Initial foot position for set up; Poor Receiving position and instant feedback for athlete; Strong receiving position.
Another method is videotaping. Thanks to smartphones and iPads, this technology is easy to find. For the best results, utilize programs with super slow motion as at this speed you can breakdown the lift and see where it starts to fall apart. “Play one of their teammates or a world champion simultaneously on the screen as that way they have similar views,” says Berning. The value of both of these methods is the instant feedback the athlete gets. They see that even though they “feel” like they are lowering their hips to get under the bar, they aren’t. Now they’ve seen and you can coach them through it.

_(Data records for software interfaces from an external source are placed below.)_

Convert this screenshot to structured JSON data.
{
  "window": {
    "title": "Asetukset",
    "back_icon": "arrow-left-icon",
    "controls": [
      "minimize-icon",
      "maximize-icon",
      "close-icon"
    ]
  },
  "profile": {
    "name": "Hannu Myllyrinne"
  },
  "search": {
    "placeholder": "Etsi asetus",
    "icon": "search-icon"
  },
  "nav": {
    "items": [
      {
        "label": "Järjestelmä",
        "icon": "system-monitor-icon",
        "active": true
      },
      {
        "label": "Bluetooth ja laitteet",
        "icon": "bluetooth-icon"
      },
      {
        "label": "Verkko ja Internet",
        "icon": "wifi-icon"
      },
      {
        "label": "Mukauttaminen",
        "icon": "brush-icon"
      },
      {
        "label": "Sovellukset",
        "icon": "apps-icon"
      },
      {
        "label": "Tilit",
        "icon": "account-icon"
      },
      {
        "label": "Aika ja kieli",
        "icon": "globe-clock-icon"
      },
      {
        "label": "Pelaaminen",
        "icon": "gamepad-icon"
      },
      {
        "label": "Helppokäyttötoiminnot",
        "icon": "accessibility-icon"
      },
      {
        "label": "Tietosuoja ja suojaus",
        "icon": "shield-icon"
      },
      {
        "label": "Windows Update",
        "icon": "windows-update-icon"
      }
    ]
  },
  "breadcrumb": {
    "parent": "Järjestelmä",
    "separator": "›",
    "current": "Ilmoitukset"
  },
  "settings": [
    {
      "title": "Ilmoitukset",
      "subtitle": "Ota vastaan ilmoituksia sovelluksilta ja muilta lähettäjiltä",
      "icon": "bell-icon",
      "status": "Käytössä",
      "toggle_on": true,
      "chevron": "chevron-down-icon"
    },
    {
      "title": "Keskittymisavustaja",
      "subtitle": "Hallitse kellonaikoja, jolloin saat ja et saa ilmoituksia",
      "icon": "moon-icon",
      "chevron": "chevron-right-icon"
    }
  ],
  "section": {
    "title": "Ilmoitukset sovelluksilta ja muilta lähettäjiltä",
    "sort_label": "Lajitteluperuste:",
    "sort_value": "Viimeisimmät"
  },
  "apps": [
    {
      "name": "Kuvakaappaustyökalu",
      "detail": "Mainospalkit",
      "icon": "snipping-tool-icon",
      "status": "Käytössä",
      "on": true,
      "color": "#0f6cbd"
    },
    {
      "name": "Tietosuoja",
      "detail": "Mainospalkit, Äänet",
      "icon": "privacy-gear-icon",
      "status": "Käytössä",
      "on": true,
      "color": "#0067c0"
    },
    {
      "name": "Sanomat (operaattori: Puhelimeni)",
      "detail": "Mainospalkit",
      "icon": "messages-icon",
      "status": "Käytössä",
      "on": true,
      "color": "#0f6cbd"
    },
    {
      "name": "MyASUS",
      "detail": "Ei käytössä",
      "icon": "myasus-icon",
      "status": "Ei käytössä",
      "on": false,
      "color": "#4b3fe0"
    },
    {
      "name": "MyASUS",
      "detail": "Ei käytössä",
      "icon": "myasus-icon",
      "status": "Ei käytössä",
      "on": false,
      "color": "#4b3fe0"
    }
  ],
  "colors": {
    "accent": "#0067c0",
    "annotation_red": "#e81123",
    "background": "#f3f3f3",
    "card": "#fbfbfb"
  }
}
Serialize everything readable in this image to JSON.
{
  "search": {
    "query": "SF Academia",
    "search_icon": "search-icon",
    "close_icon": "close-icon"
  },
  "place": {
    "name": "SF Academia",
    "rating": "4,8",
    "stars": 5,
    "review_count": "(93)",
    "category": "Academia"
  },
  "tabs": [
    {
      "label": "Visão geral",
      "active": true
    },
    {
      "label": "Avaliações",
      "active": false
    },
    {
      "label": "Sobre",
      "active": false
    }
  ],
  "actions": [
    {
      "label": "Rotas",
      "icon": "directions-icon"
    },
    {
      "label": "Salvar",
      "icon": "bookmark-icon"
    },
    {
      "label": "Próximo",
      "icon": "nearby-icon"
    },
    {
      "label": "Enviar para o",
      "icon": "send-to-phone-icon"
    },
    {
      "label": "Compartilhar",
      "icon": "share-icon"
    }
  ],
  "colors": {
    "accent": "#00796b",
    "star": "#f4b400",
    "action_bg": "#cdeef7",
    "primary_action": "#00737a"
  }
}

Keep in mind athletes can only process so much information. Only correct one or two points a day as, “too much information can lead to paralysis by analysis” says Berning. However, here too coaches differ on how to work on technique, Dan Barnett, owner of Crossfit Louisville East, suggests, “working on hang drills as they emphasize bar speed and getting under the bar quickly.” I prefer to begin with the first pull and emphasizing thorough extension. Maximizing extension increases bar speed making it easier to drop under the bar in a strong front squat position. No matter what portion of the lift you begin with, make sure athletes approach and set up at the bar the same way every time as repetition increases retention.
It’s also important to watch your athletes as they lift and during rest breaks. Olympic lifting practice is not a bodybuilding workout or a metcon. During heavy load low volume training sessions, athletes need three to five minutes to recover between sets. Unfortunately, many athletes struggle with taking adequate rest break since they’re highly motivated they associate taking a break with taking it easy. Nothing could be farther from the truth because as fatigue sets in, form deteriorates. Many athletes may signal they are ready to go after their breathing returns to normal. Don’t let them. Fatigue causes poor extension leading to slow bar speeds, muscling up the weight and wide foot placement versus a strong front squat position. When you’re reviewing workouts, place special emphasis on how long the athletes need to rest. Stop athletes at the first sign of poor form and either make them rest more or call it a day. At this point, continuing to train only results in reinforcing a bad habit.
In his article “Six Truths of Olympic Lifting
,” Greg Everett states, “relocation under the bar is an active movement.” It’s a front squat. Many times beginners want to jump out, not go under the bar to relocate. There are many reasons for this: inadequate strength, bad form, or just lack of confidence. Whatever the cause, address it with the athlete. Develop a plan and watch their performance improve. Once an athlete begins to actively relocate, their lifts improve, and nothing changes an athlete’s behavior like success.
1. The Olympic Weightlifting Squat. Greg Everett. November 15, 2012.
2. Cox, Richard, Shannon, Jennifer K, McGuire, Richard and McBride, Adrian. Predicting Subjective Athletic Performance from Psychological Skills after Controlling for Sex and Sport. Journal of Sport Behavior. Jun2010, Vol. 33 Issue 2, p129.
3. Why You Need to Know Your Squat to Clean and Jerk Ratio by Bob Takano.
4. A Training System for Beginning Olympic Weightlifters by Glen Pendlay.
5. Six Truths of Olympic Weightlifting Technique by Greg Everett.